Try it
Which lines below mention "placeholder"? Pick each one out.

•••

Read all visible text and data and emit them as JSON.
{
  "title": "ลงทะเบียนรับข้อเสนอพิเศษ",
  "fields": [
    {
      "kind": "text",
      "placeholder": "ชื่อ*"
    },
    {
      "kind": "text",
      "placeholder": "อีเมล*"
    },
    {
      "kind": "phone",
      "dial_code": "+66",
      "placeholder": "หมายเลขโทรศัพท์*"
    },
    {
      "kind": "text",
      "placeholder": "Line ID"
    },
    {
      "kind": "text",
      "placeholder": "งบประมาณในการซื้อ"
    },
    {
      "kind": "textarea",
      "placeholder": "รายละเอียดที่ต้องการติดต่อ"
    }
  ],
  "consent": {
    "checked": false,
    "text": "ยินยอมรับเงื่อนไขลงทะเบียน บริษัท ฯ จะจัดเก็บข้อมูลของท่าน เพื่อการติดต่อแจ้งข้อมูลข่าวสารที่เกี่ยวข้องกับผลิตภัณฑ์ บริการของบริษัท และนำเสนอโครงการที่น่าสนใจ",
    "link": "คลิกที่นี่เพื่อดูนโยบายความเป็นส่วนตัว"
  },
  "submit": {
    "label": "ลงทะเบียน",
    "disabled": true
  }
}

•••

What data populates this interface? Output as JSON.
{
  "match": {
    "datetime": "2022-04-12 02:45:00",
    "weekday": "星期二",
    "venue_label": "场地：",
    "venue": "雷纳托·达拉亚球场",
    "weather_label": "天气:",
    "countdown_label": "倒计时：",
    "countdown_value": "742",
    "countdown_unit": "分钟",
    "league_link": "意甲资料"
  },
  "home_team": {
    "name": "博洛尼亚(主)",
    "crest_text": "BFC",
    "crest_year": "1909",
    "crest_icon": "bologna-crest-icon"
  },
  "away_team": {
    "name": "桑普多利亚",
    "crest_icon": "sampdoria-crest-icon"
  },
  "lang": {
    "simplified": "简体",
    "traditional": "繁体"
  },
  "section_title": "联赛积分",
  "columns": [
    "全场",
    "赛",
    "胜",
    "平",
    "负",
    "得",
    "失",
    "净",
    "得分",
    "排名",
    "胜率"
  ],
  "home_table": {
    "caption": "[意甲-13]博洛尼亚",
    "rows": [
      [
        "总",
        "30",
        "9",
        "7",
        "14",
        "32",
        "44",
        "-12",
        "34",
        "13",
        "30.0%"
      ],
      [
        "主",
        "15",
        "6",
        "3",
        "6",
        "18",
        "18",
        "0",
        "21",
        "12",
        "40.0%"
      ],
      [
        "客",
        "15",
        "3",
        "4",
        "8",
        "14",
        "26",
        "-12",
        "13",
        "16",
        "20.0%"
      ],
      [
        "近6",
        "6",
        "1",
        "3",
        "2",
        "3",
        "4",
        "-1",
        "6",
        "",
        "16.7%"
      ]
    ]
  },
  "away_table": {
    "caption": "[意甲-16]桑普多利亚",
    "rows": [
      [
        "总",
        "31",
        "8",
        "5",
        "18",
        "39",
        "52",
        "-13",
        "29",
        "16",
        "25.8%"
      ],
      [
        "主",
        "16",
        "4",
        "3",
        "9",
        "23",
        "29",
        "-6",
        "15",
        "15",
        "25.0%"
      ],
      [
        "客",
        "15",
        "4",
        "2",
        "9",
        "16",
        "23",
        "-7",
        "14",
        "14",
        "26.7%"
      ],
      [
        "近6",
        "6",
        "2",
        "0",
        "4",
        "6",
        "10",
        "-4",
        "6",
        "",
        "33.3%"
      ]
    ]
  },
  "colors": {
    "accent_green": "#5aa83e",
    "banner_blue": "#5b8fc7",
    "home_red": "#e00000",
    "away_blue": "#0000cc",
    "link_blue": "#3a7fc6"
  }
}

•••

Answer space
      "placeholder": "ชื่อ*"
      "placeholder": "อีเมล*"
      "placeholder": "หมายเลขโทรศัพท์*"
      "placeholder": "Line ID"
      "placeholder": "งบประมาณในการซื้อ"
      "placeholder": "รายละเอียดที่ต้องการติดต่อ"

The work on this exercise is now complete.